U.S. Secretary of State John Kerry is nothing if not President Barack Obama’s foreign politics backup man this last week. From his support for the new $5 billion anti-terrorism fund, to his defense of the President’s timeline for troop withdrawal from Afghanistan, Kerry has been quite vocal these last few days. In terms of foreign politics, it has been quite the week so far. Obama called on Congress to pass his Counter-Terrorism Partnerships Fund, a chunk of money that would go towards helping the U.S. “to train, build capacity, and facilitate partner countries on the front lines.” Specific conflicts would benefit from the financial support; Obama listed operations in Mali, keeping in Somalia, border security in Libya, and in time with his discussion on Afghanistan and al Qaeda forces, he discussed how part of the fund would go to Yemen security forces for training to help them push back against the extremist organization.
He also emphasized the aid that would go to Syria, saying that it would a “critical focus of this effort.” The emphasis on counter terrorism efforts comes at the same time as the controversial announcement that American troops will remain in Afghanistan beyond 2014. Currently, said the President Tuesday, there are 9,800 service members overseas, and by 2015 that number will be closer to 4,900. However, the U.S. will retain a force within Afghanistan for purely “an advisory role,” meaning that U.S. troops will not be in charge of security and patrols within the country, leaving the countries own trained forces to take over. Kerry was quick to give comment via a number of interviews with NBC, ABC, CNN, and CBS. He spoke on the terrorism partnership fund as well as walking the tricky rhetorical balance beam between those who will think America is abandoning an ill prepared Afghanistan and those that are frustrated Obama hasn’t pulled out of the country quicker.
“This is not an abandonment of Afghanistan,” said Kerry to Savannah Guthrie on NBC. “It is an emboldenment, it is an empowerment of Afghanistan. And it is a way to put the Afghans on the track to do what they should do for themselves at this point in time.” Kerry also denied the CBS suggestion that Obama’s decision to keep troops overseas was influenced by recent criticism of his cautious foreign policy.
With Ukraine, Syria, Russia, and China recently stirring up tensions with the U.S., many — especially Republicans in Congress — are claiming that the President has become soft on foreign policy. Others don’t go so far as that, but simply claim that he appears soft and that leaders like President Vladimir Putin are taking note. “What the President is doing is making clear that the United States understands its role of leadership in the world, that we are deeply committed to offering that leadership and continuing to lead,” said Kerry.
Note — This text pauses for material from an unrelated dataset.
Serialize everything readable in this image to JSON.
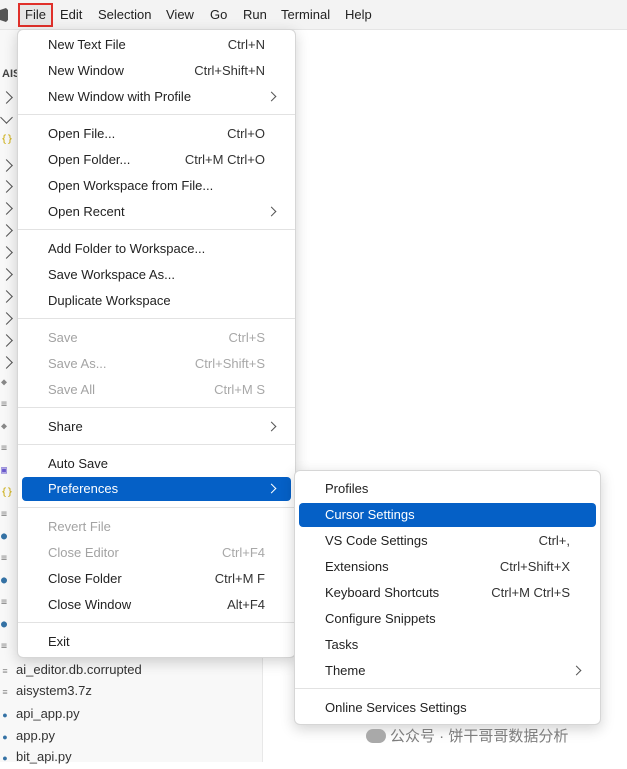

On Tuesday, Obama tiptoed across the same political tight rope Kerry ventured on his behalf. He said in his speech in Washington on America’s commitment to Afghanistan’s future, making it clear that while free elections and greater security are good signs, the U.S. “is committed to keeping up the fight against Al Qaeda in Afghanistan.” Simultaneously, he continued to remind Americans of past withdrawals as proof of his commitment to a “responsible” end to America’s time in Afghanistan. “When I took office, we had nearly 180,000 troops in harms way,” he said. “By the end of this year, we will have less than 10,000.”
With the week being hyper focused on terrorism, American security, and overseas issues as it has been, it was only fitting that Kerry address the issue of Edward Snowden’s asylum in Russia. The U.S./Russian relationship has been stressed to a new height with Ukrainian and Syrian diplomatic issues. Russia’s military presence within Ukraine and efforts towards energy contracts with China in search of trade independence from the west has added to stress between western nations and the Russian Federation. So the presence of Snowden — a former NSA contractor who leaked vital U.S. documents on intelligence community surveillance oversteps — in a country whose relationship with the U.S. can be described at best as chilly, is concerning.
Even Snowden himself has admitted as much. “So this is a really fair concern. I personally am surprised that I ended up here. The reality is I never intended to end up in Russia,” said Snowden. His plan had been to reach Latin America, but his passport was revoked before he could leave Moscow. “When people ask, why are you in Russia, I say, please, ask the State Department,” said Snowden.
Kerry addressed the claim by vehemently saying on NBC that a true “patriot” would return to the United States. “If Mr. Snowden wants to come back to the United States today, we’ll have him on a flight today. We’d be delighted for him to come back” — cue ominous big brother music — “and he should come back, and that’s what a patriot would do,” said Kerry. “This is a man who has done great damage to his country, violated his oath which he took when he became an employee, and yes, in fact, stole an enormous amount of information … to the detriment of his country,” he said. “To be hiding in Russia, an authoritarian country, and to have just admitted that he was really trying to get to Cuba, I mean, what does that tell you really? I think he’s confused.”
More From Wall St. Cheat Sheet:
- From Russia, With Love: Bond Producers Give Snowden License to Spill
- No Place to Hide: Edward Snowden the NSA and the U.S. Surveillance Stated
- Hundreds Arrested as John Kerry Weighs Keystone Pipeline Project
Follow Anthea Mitchell on Twitter @AntheaWSCS